• **TASK INSTRUCTIONS**:
The answer must be the full listing, retyped exactly.

Segment Open

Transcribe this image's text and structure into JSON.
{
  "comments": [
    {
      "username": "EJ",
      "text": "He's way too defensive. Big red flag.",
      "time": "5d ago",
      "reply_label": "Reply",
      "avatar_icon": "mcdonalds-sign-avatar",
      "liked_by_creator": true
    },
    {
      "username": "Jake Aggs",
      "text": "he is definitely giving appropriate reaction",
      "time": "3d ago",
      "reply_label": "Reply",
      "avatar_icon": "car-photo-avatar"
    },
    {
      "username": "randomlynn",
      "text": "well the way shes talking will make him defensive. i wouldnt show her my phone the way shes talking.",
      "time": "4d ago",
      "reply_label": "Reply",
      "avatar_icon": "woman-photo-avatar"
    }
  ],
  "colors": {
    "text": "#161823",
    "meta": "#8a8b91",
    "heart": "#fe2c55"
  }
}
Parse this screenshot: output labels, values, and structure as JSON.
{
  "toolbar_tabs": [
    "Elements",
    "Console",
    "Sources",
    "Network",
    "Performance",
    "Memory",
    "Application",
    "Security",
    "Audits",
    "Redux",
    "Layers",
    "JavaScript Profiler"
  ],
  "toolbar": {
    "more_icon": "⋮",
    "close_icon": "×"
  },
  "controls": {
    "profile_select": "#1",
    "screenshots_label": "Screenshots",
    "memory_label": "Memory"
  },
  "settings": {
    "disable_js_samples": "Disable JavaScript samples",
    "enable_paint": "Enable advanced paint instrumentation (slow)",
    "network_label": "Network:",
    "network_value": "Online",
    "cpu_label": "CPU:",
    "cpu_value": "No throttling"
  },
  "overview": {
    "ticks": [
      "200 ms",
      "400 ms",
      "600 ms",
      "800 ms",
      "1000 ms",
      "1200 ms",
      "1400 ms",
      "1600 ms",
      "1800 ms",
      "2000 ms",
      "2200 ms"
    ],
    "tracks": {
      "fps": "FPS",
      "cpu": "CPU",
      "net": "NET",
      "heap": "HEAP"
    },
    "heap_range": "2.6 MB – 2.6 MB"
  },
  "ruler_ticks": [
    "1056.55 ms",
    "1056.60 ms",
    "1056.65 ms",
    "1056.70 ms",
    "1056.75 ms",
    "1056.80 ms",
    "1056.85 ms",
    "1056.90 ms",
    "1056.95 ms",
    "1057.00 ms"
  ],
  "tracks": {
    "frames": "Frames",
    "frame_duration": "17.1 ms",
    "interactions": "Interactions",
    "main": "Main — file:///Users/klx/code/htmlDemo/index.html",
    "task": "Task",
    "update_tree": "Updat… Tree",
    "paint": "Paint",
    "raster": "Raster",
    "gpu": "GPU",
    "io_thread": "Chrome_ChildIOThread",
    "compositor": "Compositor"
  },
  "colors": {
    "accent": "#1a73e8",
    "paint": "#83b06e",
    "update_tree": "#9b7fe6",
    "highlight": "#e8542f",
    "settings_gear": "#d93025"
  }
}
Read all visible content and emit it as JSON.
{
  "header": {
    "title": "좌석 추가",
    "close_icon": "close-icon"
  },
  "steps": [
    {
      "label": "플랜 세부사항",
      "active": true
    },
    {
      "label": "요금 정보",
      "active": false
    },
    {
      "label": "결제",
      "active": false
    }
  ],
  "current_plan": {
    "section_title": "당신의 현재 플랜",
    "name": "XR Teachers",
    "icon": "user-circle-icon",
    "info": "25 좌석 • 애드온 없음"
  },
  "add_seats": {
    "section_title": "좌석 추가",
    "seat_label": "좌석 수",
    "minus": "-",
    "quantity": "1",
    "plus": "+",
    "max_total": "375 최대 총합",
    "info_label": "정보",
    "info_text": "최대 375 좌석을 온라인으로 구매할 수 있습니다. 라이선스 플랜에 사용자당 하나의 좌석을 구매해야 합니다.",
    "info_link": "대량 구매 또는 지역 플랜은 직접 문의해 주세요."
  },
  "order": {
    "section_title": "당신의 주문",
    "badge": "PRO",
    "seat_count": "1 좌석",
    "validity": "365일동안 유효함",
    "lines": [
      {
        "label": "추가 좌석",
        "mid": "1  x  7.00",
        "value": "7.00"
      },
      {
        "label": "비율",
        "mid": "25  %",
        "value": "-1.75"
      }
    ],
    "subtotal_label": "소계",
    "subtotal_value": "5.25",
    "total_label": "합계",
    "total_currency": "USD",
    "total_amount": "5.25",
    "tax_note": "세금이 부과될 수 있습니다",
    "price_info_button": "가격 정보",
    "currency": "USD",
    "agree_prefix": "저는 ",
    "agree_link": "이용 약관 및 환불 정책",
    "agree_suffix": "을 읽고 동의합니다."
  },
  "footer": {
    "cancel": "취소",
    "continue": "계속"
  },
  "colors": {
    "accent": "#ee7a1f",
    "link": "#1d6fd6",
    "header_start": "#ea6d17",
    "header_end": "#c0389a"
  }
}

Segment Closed

• **SOLUTION TO THIS EXERCISE**:
Transcribe this image's text and structure into JSON.
{
  "comments": [
    {
      "username": "EJ",
      "text": "He's way too defensive. Big red flag.",
      "time": "5d ago",
      "reply_label": "Reply",
      "avatar_icon": "mcdonalds-sign-avatar",
      "liked_by_creator": true
    },
    {
      "username": "Jake Aggs",
      "text": "he is definitely giving appropriate reaction",
      "time": "3d ago",
      "reply_label": "Reply",
      "avatar_icon": "car-photo-avatar"
    },
    {
      "username": "randomlynn",
      "text": "well the way shes talking will make him defensive. i wouldnt show her my phone the way shes talking.",
      "time": "4d ago",
      "reply_label": "Reply",
      "avatar_icon": "woman-photo-avatar"
    }
  ],
  "colors": {
    "text": "#161823",
    "meta": "#8a8b91",
    "heart": "#fe2c55"
  }
}
Parse this screenshot: output labels, values, and structure as JSON.
{
  "toolbar_tabs": [
    "Elements",
    "Console",
    "Sources",
    "Network",
    "Performance",
    "Memory",
    "Application",
    "Security",
    "Audits",
    "Redux",
    "Layers",
    "JavaScript Profiler"
  ],
  "toolbar": {
    "more_icon": "⋮",
    "close_icon": "×"
  },
  "controls": {
    "profile_select": "#1",
    "screenshots_label": "Screenshots",
    "memory_label": "Memory"
  },
  "settings": {
    "disable_js_samples": "Disable JavaScript samples",
    "enable_paint": "Enable advanced paint instrumentation (slow)",
    "network_label": "Network:",
    "network_value": "Online",
    "cpu_label": "CPU:",
    "cpu_value": "No throttling"
  },
  "overview": {
    "ticks": [
      "200 ms",
      "400 ms",
      "600 ms",
      "800 ms",
      "1000 ms",
      "1200 ms",
      "1400 ms",
      "1600 ms",
      "1800 ms",
      "2000 ms",
      "2200 ms"
    ],
    "tracks": {
      "fps": "FPS",
      "cpu": "CPU",
      "net": "NET",
      "heap": "HEAP"
    },
    "heap_range": "2.6 MB – 2.6 MB"
  },
  "ruler_ticks": [
    "1056.55 ms",
    "1056.60 ms",
    "1056.65 ms",
    "1056.70 ms",
    "1056.75 ms",
    "1056.80 ms",
    "1056.85 ms",
    "1056.90 ms",
    "1056.95 ms",
    "1057.00 ms"
  ],
  "tracks": {
    "frames": "Frames",
    "frame_duration": "17.1 ms",
    "interactions": "Interactions",
    "main": "Main — file:///Users/klx/code/htmlDemo/index.html",
    "task": "Task",
    "update_tree": "Updat… Tree",
    "paint": "Paint",
    "raster": "Raster",
    "gpu": "GPU",
    "io_thread": "Chrome_ChildIOThread",
    "compositor": "Compositor"
  },
  "colors": {
    "accent": "#1a73e8",
    "paint": "#83b06e",
    "update_tree": "#9b7fe6",
    "highlight": "#e8542f",
    "settings_gear": "#d93025"
  }
}
Read all visible content and emit it as JSON.
{
  "header": {
    "title": "좌석 추가",
    "close_icon": "close-icon"
  },
  "steps": [
    {
      "label": "플랜 세부사항",
      "active": true
    },
    {
      "label": "요금 정보",
      "active": false
    },
    {
      "label": "결제",
      "active": false
    }
  ],
  "current_plan": {
    "section_title": "당신의 현재 플랜",
    "name": "XR Teachers",
    "icon": "user-circle-icon",
    "info": "25 좌석 • 애드온 없음"
  },
  "add_seats": {
    "section_title": "좌석 추가",
    "seat_label": "좌석 수",
    "minus": "-",
    "quantity": "1",
    "plus": "+",
    "max_total": "375 최대 총합",
    "info_label": "정보",
    "info_text": "최대 375 좌석을 온라인으로 구매할 수 있습니다. 라이선스 플랜에 사용자당 하나의 좌석을 구매해야 합니다.",
    "info_link": "대량 구매 또는 지역 플랜은 직접 문의해 주세요."
  },
  "order": {
    "section_title": "당신의 주문",
    "badge": "PRO",
    "seat_count": "1 좌석",
    "validity": "365일동안 유효함",
    "lines": [
      {
        "label": "추가 좌석",
        "mid": "1  x  7.00",
        "value": "7.00"
      },
      {
        "label": "비율",
        "mid": "25  %",
        "value": "-1.75"
      }
    ],
    "subtotal_label": "소계",
    "subtotal_value": "5.25",
    "total_label": "합계",
    "total_currency": "USD",
    "total_amount": "5.25",
    "tax_note": "세금이 부과될 수 있습니다",
    "price_info_button": "가격 정보",
    "currency": "USD",
    "agree_prefix": "저는 ",
    "agree_link": "이용 약관 및 환불 정책",
    "agree_suffix": "을 읽고 동의합니다."
  },
  "footer": {
    "cancel": "취소",
    "continue": "계속"
  },
  "colors": {
    "accent": "#ee7a1f",
    "link": "#1d6fd6",
    "header_start": "#ea6d17",
    "header_end": "#c0389a"
  }
}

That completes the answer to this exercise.